Tonight, students experimented with various ways to tone primers. Next week, they’ll begin a two day process of color.
In just a few minutes I’ll be teaching one of my favorite new mediums - silverpoint! I’m mixing up Rublev’s Traditional Silverpoint Ground right now (You can find it on the Natural Pigments website.) Tonight, we’ll work on toning ground. Photos to come!
Value scales, seeing and representing shapes, value scales and drapery (counting) are essential skills I work on with my beginning painters. We have a tiny bit of time every week to pack in a ton of information. At the end of the day it’s all about practice!
Narrative portrait Painters are back in action with the goal of completing two paintings this semester. I’m a fan of documenting work as it’s being created. Here are some process shots from tonight’s class.
I love everything about this class. Today was our first critique of the semester. For those new to “Crits”, they are a great time to learn while looking at other people’s work. I think critiques can oftentimes be the most important part of the learning process.
We ask basic questions:
What are we looking at?
What palette are you using if you had to define it in terms of color theory?
What is working in this painting?
How is the narrative part of the story reading to the painter vs. the audience?

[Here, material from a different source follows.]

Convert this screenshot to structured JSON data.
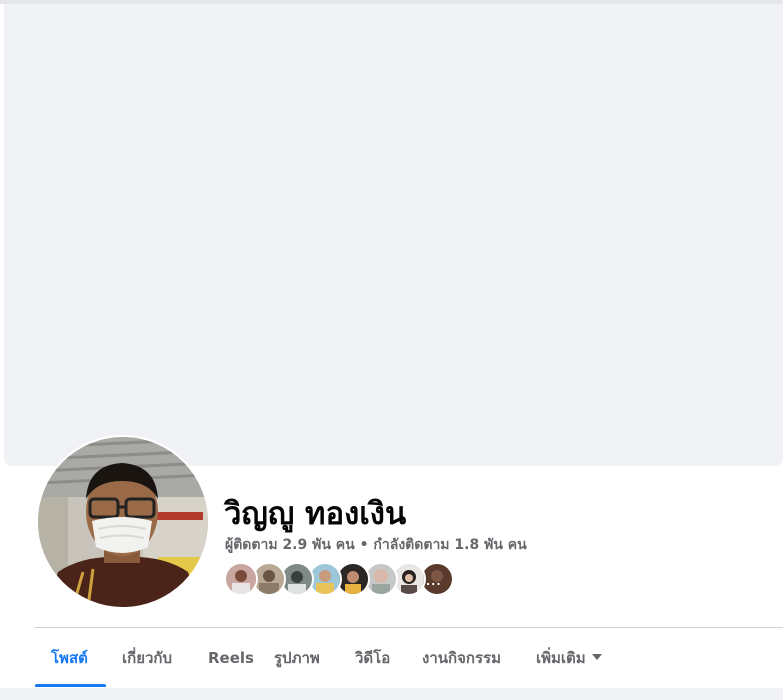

What isn’t working? How can it be better?
what technical aspects (often drawing, color or values) need to be altered to accommodate the painting?
At this point, none of these works are complete. Instead they exist in various stages of problem-solving and we get fresh eyes and recommendations during the process to help better the outcome.
Sometimes critiques have their challenges because they’re exposing a personal process, but when students are open to engaging in them, the speed of their learning is clearly expedited. As an instructor, I learn new things from my students all the time. They keep my eyes trained.
This class in particular is really funny (could be all the wine?). I’m pretty certain a comedy show, or stage play could easily be written about it based solely on the random conversations we have. Their work is pretty stellar too. 😉
what do you get when you mix painting students from all skill levels with instructions to paint copies of amazing paintings? Fun. You get lots of fun! Tonight, we even had wine, cheese, cheesecake and grapes during our first class critique.
While many students shy away from critiques, I embrace them because every single painting has a lesson to teach. Little golden nuggets of reminders that seep slowly into our painting practice...
This is a GREAT group, working hard and pushing through. I can’t wait to see the finished works!
p.s. Color charts make me want to cry with joy!